(Entries from a dataset of interfaces)

=== Begin Enclosure ===

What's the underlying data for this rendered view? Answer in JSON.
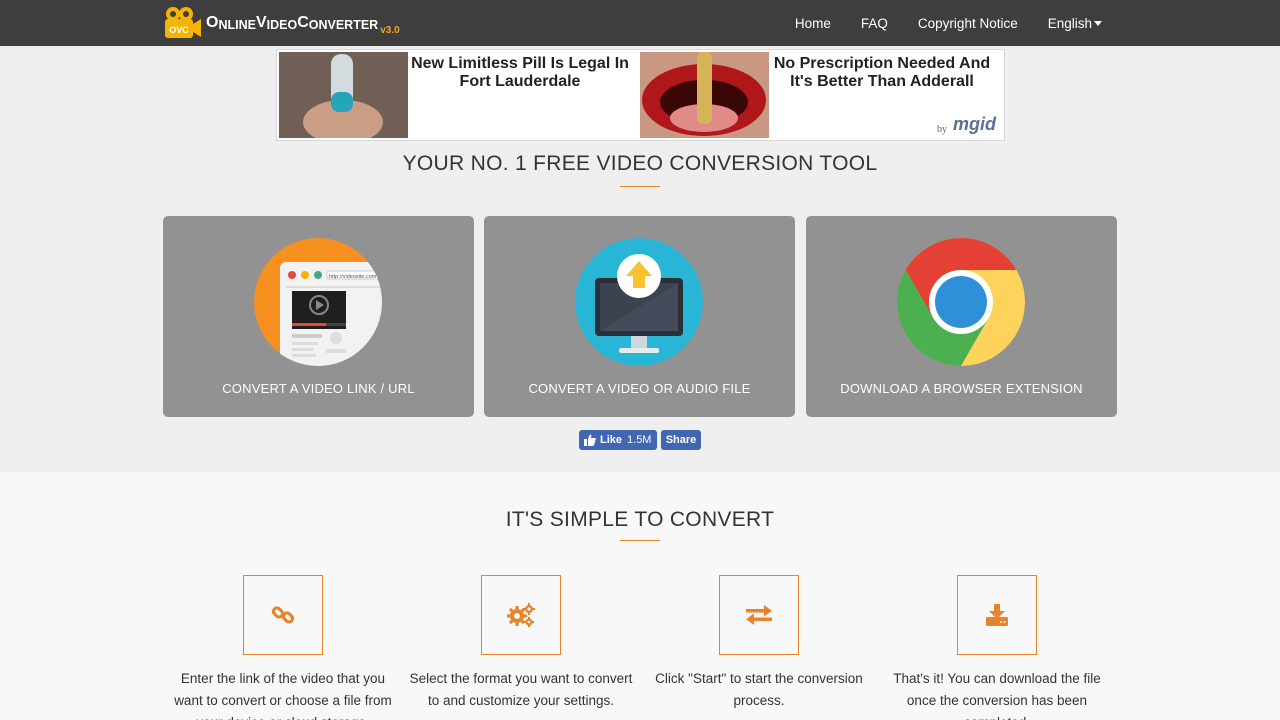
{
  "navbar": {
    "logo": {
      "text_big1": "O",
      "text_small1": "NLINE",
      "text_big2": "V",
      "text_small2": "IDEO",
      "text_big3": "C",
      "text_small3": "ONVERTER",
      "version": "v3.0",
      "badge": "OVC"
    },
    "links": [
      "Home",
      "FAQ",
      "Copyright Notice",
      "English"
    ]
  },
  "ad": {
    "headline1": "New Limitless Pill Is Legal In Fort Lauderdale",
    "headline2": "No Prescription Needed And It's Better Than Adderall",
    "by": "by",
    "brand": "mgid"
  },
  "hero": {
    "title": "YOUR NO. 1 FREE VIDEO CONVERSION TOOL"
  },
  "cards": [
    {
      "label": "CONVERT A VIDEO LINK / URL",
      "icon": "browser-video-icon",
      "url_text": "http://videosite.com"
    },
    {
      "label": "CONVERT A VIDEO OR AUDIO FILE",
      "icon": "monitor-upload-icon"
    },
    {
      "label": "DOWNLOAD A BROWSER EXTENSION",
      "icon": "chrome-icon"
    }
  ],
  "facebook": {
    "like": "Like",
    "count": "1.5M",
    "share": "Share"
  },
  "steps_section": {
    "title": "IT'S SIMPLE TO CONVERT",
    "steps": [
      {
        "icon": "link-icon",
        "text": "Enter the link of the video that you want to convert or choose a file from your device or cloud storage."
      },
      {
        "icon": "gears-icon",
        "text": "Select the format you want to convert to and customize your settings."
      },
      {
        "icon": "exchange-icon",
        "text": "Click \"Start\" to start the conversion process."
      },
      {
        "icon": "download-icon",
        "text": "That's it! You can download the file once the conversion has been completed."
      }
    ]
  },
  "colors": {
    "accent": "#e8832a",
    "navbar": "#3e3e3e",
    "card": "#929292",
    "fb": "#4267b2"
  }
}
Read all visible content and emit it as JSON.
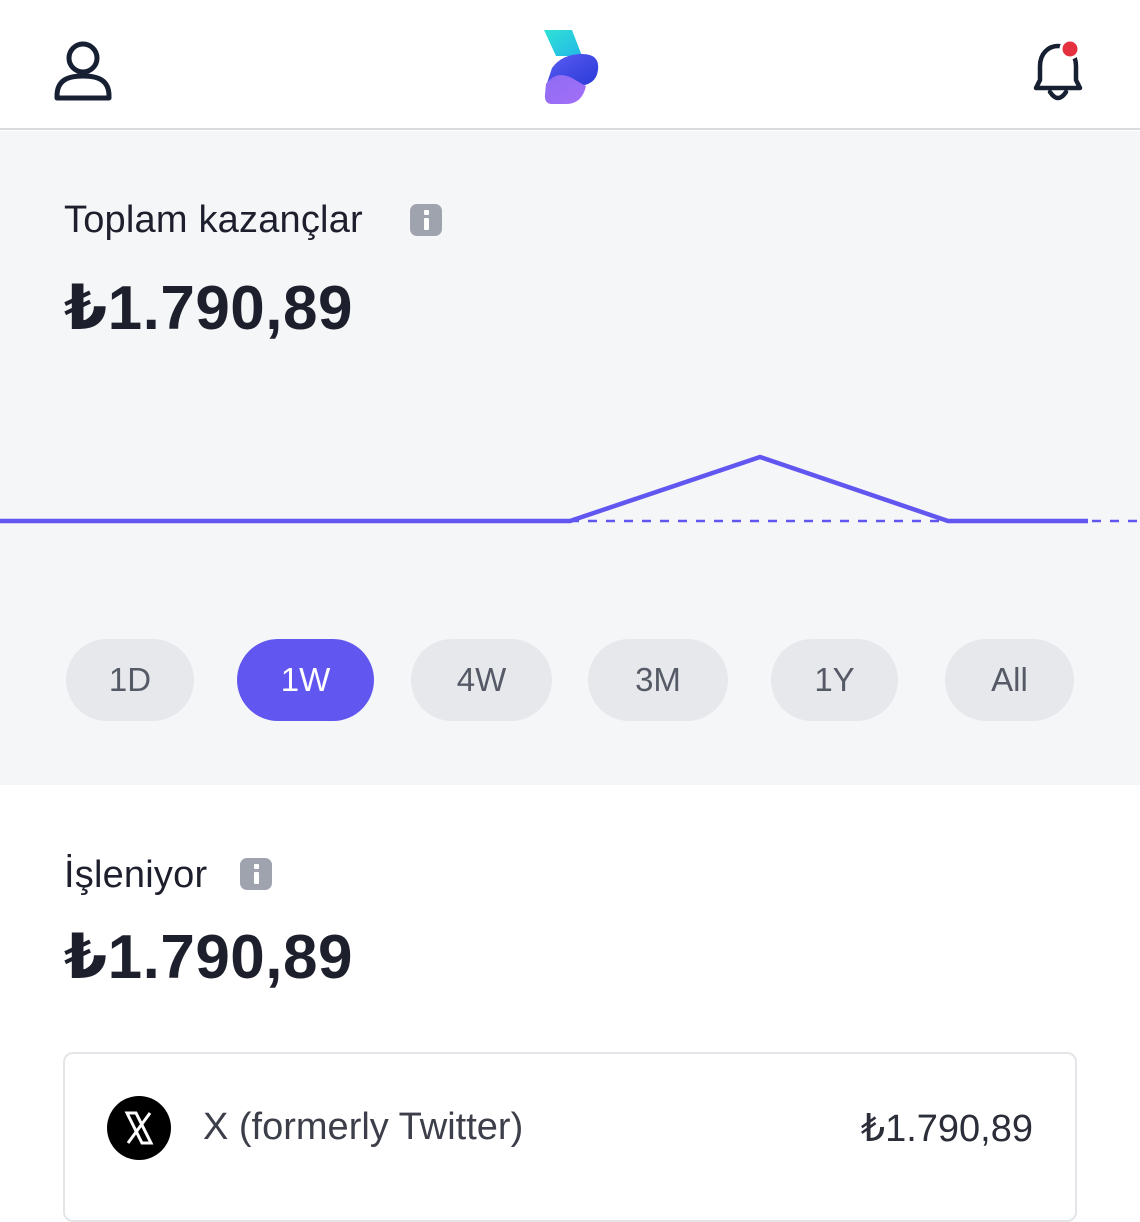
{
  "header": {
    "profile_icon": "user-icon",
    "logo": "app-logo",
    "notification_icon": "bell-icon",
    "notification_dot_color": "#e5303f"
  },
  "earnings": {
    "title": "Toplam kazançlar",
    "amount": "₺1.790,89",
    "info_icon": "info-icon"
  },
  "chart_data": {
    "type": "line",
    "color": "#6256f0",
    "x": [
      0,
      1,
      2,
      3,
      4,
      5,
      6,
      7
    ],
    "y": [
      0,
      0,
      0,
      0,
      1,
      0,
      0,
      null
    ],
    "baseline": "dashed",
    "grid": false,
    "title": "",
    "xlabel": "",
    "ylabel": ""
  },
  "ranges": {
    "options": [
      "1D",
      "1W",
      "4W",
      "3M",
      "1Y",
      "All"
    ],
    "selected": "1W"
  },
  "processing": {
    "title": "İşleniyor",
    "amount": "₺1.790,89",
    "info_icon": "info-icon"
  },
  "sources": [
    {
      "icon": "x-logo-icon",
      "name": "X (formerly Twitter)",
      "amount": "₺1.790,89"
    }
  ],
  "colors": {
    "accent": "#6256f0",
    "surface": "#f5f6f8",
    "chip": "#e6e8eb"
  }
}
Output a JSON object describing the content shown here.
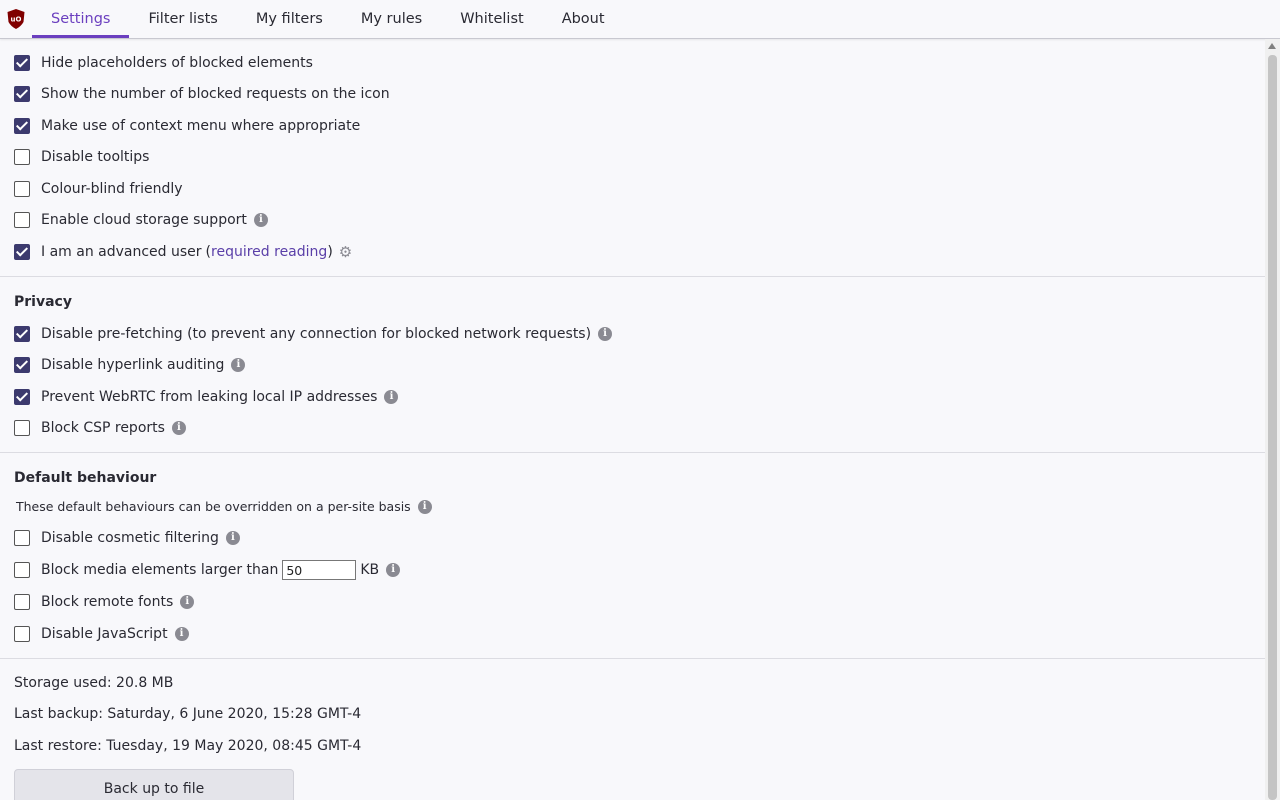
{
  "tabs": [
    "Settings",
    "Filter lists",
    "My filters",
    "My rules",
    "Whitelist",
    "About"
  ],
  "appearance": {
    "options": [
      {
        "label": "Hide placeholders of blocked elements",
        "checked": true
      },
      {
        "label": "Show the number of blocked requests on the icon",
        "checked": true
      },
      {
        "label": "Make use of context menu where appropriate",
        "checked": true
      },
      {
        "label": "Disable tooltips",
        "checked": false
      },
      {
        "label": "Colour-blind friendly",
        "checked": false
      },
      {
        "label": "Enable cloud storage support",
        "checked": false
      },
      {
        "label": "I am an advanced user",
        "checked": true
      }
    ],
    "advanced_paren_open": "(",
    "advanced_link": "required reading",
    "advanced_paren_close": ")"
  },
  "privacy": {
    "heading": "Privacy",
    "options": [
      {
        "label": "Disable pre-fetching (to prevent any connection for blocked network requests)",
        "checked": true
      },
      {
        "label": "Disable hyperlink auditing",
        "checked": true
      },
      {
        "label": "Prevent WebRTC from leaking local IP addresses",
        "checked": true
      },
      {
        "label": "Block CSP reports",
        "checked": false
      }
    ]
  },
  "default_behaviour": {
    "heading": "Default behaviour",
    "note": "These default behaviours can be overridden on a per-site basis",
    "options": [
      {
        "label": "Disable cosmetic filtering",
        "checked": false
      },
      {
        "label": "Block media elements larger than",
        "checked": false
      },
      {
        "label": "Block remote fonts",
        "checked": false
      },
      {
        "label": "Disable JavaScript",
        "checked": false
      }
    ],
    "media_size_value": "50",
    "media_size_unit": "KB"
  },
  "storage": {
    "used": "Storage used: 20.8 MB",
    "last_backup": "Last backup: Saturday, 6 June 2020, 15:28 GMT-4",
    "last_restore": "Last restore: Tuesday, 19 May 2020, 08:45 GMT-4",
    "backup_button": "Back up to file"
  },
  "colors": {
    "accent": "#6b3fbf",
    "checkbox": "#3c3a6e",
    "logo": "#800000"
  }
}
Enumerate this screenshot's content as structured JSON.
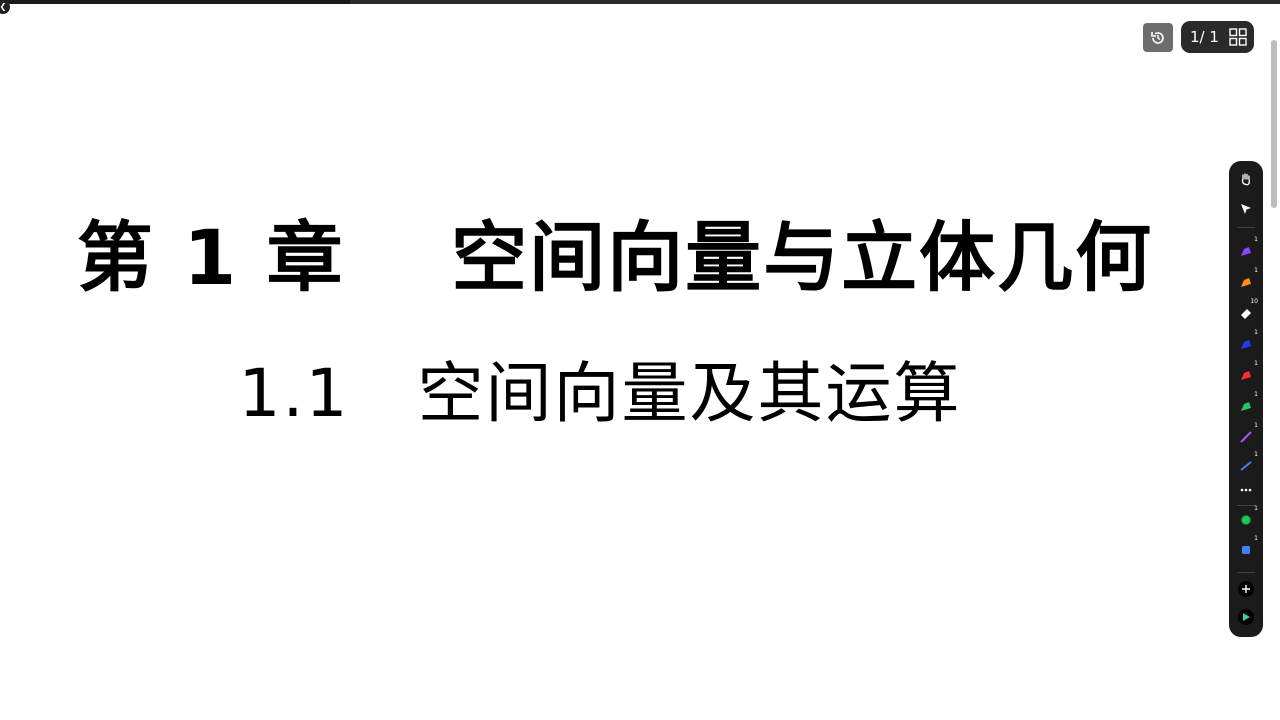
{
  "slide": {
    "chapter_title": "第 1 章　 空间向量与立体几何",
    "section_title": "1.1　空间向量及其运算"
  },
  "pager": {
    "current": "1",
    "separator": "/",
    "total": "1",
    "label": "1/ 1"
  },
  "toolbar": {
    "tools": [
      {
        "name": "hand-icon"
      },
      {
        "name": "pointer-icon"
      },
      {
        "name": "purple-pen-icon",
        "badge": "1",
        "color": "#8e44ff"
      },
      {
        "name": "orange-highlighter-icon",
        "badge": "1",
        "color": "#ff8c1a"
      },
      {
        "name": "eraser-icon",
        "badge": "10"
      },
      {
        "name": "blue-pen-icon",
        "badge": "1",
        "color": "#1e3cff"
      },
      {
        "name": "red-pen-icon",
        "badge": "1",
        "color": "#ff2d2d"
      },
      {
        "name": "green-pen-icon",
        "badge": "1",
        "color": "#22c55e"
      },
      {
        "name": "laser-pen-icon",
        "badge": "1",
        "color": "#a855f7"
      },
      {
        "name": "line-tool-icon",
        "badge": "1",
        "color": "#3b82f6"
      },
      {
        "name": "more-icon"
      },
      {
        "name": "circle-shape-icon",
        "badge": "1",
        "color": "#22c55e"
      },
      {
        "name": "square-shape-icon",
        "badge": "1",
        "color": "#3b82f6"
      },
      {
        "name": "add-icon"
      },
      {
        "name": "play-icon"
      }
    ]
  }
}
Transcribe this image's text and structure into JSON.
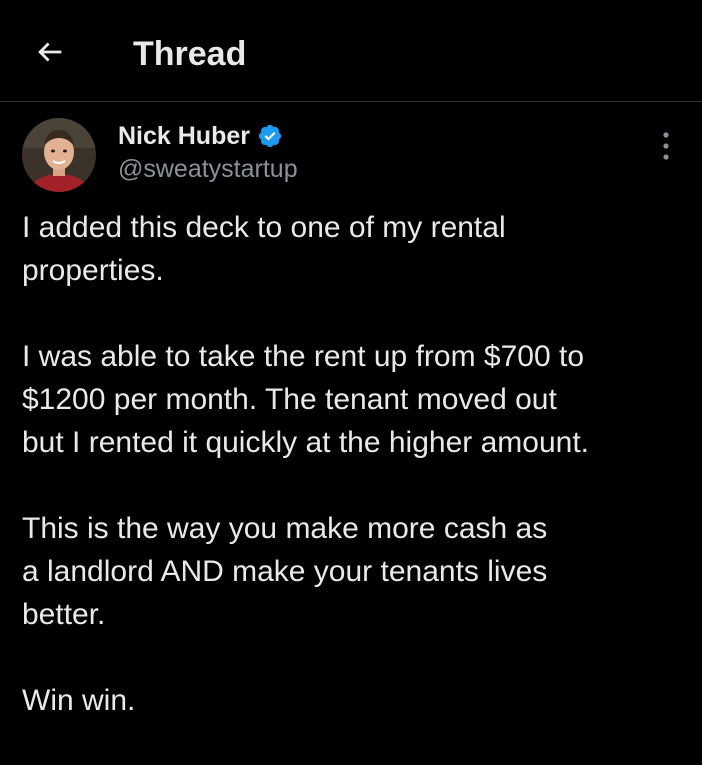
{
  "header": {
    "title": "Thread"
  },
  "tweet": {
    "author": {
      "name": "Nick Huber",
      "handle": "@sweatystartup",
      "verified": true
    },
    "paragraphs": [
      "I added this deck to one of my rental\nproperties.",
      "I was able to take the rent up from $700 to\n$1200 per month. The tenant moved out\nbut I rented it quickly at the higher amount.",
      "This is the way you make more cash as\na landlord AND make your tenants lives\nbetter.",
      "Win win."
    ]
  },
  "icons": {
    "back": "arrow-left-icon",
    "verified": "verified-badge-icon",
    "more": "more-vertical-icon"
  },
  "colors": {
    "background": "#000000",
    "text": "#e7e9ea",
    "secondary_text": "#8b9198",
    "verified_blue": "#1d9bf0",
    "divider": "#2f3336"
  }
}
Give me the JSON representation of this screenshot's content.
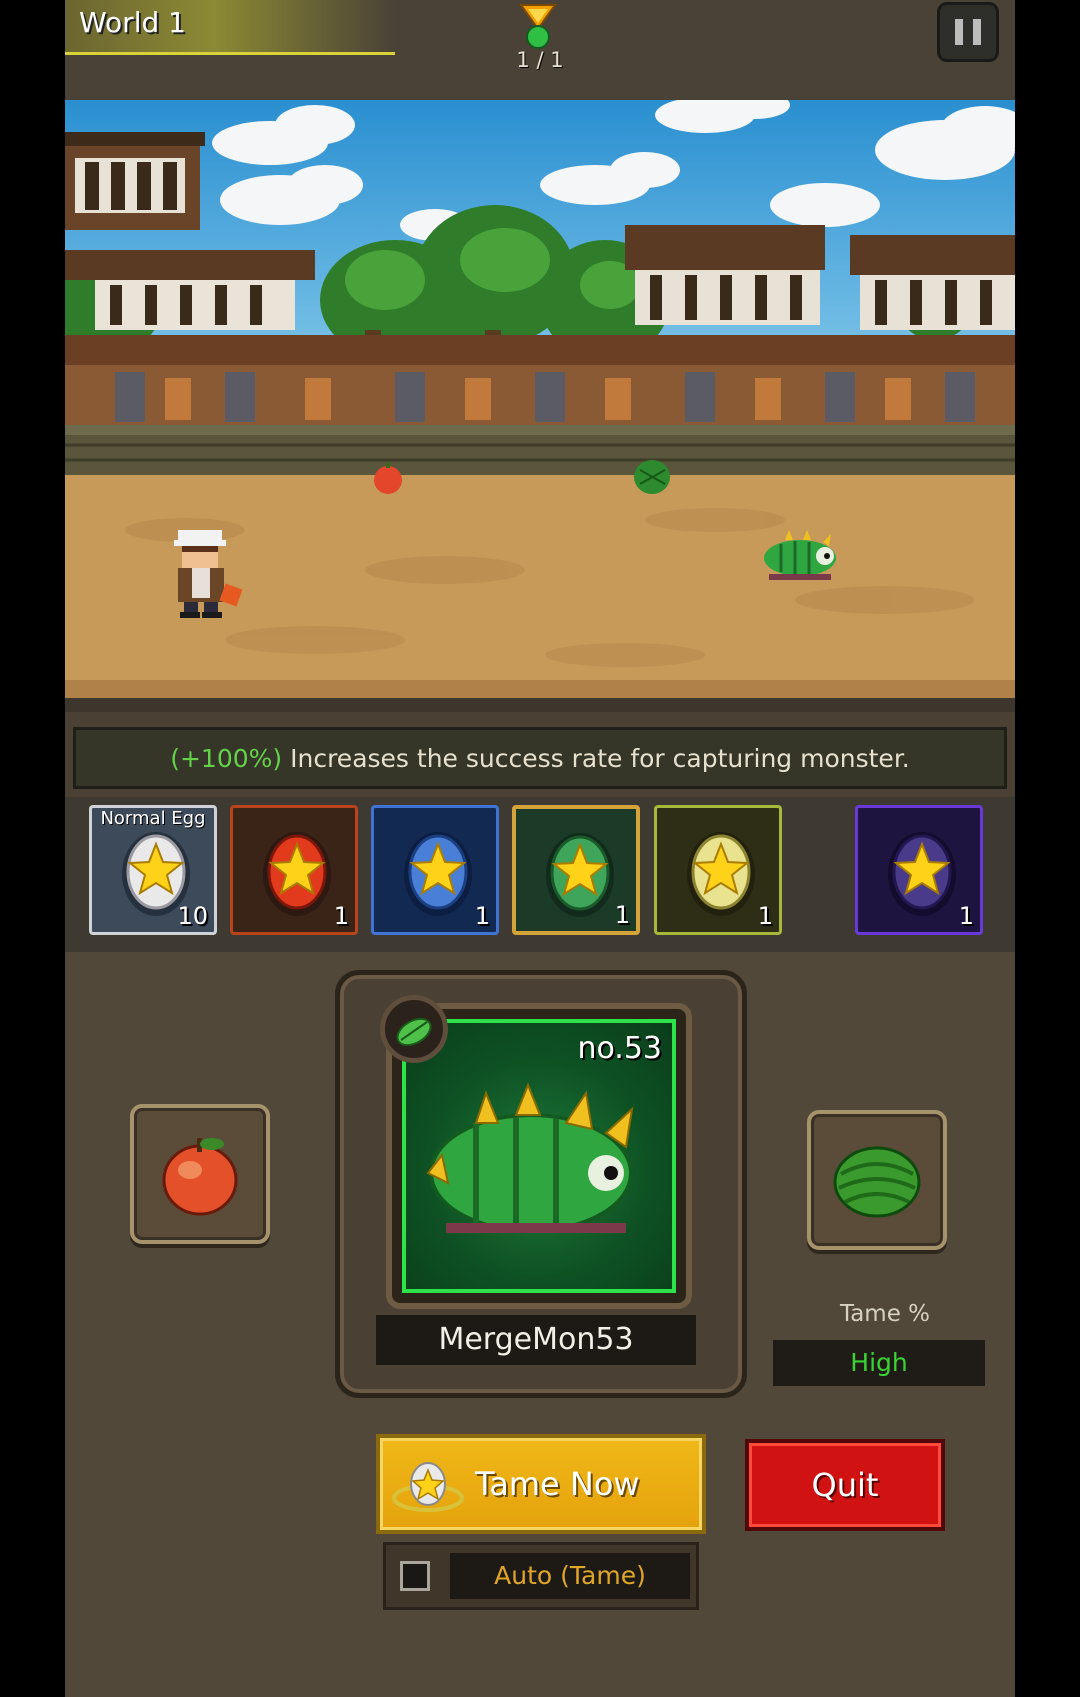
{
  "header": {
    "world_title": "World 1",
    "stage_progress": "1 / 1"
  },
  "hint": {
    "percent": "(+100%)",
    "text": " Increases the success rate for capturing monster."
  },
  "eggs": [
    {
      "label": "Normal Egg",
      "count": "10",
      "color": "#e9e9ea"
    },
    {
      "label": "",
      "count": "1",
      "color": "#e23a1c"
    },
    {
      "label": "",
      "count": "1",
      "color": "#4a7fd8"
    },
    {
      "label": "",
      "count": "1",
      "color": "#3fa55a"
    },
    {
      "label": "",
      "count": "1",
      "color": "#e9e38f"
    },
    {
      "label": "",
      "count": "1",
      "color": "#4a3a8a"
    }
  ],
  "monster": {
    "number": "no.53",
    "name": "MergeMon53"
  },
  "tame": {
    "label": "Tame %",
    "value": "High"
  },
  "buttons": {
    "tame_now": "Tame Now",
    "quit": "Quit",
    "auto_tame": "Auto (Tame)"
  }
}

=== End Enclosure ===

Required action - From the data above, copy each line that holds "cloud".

Response to the exercise -
        "text": "Enter the link of the video that you want to convert or choose a file from your device or cloud storage."
        "label": "Enable cloud storage support",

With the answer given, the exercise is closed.